Memorial Honors Chatham Lamplighter

Article and photographs by Susan Worley, Staff Writer, from The Star-Tribune, Chatham, Virginia, August 10, 2005. Used with permission.

Unveiling of Joe White Memorial

Frances Hurt and Henry Mitchell (Joe White Memorial Committee members), Robert Hanson (Chatham's Director of Public Works), and Sherman Calloway (Town Crew Supervisor) unveiled the Joe White memorial lamp.


A lighted lamp post was dedicated Monday afternoon in memory of long time Chatham town employee Joe White.

The memorial is a likeness of White as he looked when he lit the lanterns along Main Street year after year during Christmas in Colonial Chatham.

“It is an honor for me to be a part of this ceremony,” said Del. Robert Hurt, speaking to about 50 people gathered in front of Chatham Town Hall.

“I grew up on Main Street and remember Joe White with such fondness. He was thoughtful and cheerful and asked nothing in return. He was someone who gave so much and asked so litt.e”

Reba Motley indicated her friendship with Joe, and everybody called him Joe, lasted 48 years.

“There are no words to describe someone as gentle and kind as this man. If you knew him, you know what I mean,” said Mrs. Motley.

He never took a vacation, rested, played or had fun, she explained. It wasn't in his nature. He was the epitome of honesty, took pride in owning his home, and loved his job with the town.

He also took pride in the holiday lamp lighting job. He didn't consider it a chore, but a position of great responsibility. It was as if he was in charge of the town's Christmas spirit. If the lanterns were not lighted, the season did not glow.

“He was generous to a fault and was always willing to help,” added Mrs. Motley.

Chatham First President Gregg Vickrey thanked everyone who donated so generously to the memorial.

Langhorne Jones, president of the Pittsylvania Historical Society, expressed how much the lamp lighting effort of a single person like Joe meant to the annual Christmas celebration in town. No one ever worried that the job would not get done. Joe saw to it.

Chatham Mayor George Haley accepted the memorial on behalf of the town, council and citizens of Chatham.

“Joe is gone, but he is certainly not forgotten,” said Haley.


Frances Hurt and Henry Mitchell with Joe White Memorial

Frances Hallam Hurt and Henry Mitchell admire the Joe White Memorial lamp post which was dedicated Monday afternoon, August 8, 2005.


Frances Hallam Hurt helped Joe in the early days of lighting lanterns.

“My job was to hold the scissors and tape,” said Mrs. Hurt, “and it was a great time to get to know someone.

“He was a generous man, and honest hard worker and dependable. I wish I could be more like Joe. I wish we would all be more like Joe,” she added.

He became ill several months before his death in November 2003 and people showered him with food and well wishes.

“He knew how we felt about him” she continued. “He loved the town and we loved him.”
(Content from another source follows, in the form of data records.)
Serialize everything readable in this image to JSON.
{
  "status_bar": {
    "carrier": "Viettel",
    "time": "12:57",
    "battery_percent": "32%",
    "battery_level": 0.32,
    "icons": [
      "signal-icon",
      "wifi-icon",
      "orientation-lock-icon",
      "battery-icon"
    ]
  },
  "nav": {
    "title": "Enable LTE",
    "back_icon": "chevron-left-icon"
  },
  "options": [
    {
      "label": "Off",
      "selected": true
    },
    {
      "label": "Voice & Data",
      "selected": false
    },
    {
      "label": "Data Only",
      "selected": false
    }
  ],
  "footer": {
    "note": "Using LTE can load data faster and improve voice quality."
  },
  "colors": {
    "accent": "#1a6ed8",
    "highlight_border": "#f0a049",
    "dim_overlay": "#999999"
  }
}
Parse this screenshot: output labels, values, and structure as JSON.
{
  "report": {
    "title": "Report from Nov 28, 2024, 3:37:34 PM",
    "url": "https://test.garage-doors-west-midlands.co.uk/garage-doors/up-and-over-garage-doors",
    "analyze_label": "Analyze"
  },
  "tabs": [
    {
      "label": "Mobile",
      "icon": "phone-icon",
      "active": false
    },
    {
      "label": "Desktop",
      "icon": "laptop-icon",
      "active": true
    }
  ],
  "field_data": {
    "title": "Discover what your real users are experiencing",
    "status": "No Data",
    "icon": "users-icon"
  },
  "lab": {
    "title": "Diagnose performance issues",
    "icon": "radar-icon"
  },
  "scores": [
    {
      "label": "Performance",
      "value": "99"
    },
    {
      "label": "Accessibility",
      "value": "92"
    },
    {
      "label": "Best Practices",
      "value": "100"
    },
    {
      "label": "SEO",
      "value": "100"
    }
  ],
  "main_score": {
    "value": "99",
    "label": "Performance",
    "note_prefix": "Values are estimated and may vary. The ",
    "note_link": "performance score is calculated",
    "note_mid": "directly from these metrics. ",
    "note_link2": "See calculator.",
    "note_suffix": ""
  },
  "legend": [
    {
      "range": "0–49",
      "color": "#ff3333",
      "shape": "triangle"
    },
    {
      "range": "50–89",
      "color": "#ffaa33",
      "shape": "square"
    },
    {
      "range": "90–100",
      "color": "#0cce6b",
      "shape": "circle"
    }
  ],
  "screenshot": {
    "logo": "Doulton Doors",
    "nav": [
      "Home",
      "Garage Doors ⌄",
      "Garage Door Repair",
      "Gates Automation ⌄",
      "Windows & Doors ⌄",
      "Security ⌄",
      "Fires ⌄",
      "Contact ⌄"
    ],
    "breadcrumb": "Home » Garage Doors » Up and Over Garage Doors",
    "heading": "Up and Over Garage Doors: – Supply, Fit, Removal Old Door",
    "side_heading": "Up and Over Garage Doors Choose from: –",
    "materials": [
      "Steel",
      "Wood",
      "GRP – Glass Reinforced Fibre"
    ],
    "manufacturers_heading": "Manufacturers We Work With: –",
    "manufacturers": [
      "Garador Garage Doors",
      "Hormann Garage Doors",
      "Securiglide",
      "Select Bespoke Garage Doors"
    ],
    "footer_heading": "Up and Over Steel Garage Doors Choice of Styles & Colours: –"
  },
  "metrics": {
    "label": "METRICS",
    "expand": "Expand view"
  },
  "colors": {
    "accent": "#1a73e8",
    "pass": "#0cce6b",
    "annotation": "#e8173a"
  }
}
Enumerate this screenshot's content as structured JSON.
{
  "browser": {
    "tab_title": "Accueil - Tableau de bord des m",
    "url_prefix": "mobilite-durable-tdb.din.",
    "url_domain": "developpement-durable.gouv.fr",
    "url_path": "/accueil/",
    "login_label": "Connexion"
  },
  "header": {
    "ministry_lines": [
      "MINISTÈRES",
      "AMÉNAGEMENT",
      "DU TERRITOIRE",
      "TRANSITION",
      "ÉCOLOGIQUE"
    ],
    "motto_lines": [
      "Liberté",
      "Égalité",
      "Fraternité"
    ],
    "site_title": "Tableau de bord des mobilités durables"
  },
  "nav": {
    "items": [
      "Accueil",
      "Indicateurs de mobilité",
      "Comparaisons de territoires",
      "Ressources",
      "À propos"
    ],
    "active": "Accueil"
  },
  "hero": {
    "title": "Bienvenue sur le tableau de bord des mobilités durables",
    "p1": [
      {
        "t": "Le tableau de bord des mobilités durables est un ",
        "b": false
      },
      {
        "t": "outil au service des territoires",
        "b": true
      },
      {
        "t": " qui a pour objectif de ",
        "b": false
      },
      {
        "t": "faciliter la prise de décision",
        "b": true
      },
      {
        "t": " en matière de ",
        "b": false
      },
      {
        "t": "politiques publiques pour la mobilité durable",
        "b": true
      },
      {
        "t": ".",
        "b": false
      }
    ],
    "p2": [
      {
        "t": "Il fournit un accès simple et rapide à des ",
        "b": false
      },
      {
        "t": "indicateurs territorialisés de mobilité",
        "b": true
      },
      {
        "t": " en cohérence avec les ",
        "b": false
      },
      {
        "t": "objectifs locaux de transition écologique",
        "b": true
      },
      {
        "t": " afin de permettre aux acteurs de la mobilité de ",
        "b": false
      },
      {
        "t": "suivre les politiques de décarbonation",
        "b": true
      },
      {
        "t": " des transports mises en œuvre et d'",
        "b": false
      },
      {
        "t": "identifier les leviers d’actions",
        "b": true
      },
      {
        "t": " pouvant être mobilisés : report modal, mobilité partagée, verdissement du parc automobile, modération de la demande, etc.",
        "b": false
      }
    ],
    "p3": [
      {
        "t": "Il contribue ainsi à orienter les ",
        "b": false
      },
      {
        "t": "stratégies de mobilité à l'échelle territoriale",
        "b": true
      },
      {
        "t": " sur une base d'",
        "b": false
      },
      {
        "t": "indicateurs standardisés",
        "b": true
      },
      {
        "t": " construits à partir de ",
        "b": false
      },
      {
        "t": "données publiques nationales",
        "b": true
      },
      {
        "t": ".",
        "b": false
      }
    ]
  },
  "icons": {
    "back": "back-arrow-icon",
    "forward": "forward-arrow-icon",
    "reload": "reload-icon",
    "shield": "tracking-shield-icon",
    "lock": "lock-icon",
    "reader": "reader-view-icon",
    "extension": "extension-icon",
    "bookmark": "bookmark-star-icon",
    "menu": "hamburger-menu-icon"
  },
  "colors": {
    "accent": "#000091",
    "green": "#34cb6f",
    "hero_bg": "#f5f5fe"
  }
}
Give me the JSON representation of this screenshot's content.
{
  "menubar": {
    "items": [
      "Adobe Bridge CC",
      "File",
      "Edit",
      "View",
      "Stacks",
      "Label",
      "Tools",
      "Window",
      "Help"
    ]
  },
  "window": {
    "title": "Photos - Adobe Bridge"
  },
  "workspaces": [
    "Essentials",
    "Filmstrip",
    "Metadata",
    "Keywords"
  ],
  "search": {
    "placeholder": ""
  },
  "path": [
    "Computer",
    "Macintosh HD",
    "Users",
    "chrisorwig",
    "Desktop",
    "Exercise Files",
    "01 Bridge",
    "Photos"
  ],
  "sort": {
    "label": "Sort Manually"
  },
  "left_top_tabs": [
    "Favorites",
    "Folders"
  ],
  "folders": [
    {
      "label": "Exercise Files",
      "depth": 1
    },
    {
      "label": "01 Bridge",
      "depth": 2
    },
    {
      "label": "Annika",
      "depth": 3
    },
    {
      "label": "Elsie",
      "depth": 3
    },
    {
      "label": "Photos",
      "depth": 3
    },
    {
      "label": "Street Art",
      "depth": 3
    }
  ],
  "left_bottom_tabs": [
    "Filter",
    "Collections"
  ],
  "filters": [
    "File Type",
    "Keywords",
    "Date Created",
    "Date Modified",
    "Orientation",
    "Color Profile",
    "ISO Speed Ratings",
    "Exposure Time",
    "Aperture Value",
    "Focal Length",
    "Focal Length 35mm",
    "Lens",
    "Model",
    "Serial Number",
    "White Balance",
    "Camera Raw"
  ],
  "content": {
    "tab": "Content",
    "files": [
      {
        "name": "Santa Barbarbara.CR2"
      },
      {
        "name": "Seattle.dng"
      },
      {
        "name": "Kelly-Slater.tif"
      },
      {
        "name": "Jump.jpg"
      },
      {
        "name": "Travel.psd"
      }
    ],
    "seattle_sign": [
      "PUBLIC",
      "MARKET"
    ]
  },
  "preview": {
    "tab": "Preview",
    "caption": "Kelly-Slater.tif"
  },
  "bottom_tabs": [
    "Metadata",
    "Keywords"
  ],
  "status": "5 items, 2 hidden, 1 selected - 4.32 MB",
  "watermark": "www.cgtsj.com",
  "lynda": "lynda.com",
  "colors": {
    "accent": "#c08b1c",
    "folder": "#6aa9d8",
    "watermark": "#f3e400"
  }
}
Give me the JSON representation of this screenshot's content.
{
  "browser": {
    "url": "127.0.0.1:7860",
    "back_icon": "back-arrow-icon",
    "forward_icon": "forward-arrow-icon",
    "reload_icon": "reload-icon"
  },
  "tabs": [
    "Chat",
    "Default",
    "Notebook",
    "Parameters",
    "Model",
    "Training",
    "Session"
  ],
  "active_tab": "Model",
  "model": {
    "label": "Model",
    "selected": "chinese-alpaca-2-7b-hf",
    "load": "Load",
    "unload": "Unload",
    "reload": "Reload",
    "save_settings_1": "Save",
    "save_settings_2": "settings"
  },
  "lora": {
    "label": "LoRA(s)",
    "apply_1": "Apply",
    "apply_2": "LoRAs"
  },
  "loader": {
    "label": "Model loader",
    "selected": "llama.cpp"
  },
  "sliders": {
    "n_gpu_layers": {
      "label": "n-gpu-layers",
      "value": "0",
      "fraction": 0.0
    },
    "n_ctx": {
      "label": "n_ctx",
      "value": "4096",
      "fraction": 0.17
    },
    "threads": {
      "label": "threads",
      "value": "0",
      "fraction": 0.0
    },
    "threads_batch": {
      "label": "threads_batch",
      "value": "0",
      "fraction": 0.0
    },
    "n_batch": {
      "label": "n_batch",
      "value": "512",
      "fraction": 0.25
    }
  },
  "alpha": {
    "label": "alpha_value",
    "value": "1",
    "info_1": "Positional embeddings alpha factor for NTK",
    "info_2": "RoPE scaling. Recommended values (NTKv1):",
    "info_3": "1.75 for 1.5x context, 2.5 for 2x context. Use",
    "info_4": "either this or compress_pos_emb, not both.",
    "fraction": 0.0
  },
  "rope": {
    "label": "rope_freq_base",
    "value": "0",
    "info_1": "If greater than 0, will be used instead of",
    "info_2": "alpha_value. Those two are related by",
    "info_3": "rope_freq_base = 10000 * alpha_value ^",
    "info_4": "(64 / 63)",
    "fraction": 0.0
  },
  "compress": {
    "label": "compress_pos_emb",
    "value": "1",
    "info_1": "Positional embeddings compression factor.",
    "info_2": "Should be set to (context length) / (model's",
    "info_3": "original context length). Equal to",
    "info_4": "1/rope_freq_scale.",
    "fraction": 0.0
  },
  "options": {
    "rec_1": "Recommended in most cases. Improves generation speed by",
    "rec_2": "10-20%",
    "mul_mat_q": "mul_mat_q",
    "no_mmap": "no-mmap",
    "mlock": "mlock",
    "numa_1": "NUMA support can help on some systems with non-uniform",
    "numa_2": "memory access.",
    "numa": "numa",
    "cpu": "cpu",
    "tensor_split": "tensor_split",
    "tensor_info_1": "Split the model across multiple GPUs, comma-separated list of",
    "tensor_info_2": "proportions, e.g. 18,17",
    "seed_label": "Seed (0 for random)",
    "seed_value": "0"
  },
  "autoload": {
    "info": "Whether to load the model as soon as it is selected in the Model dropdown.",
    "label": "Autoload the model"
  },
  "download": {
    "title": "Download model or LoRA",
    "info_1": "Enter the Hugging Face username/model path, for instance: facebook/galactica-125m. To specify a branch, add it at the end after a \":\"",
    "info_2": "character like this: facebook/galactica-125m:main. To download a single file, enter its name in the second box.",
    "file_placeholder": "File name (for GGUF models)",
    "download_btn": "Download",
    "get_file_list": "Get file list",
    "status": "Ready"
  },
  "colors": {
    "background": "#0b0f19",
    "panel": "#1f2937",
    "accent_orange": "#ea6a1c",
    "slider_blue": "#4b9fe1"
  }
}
Sponsors of the memorial were Chatham First, Pittsylvania Historical Society, and many individual contributors.

The Joe White Memorial Committee which developed the idea was Frances Hurt, Reba Motley, and Henry Mitchell, who designed the silhouette.

Lewis Turner and staff at Danville Wrought Iron produced the memorial that is located near the entrance of Town Hall.



This website is sponsored by Mitchells Publications and the Sims-Mitchell House B&B, Chatham, Virginia.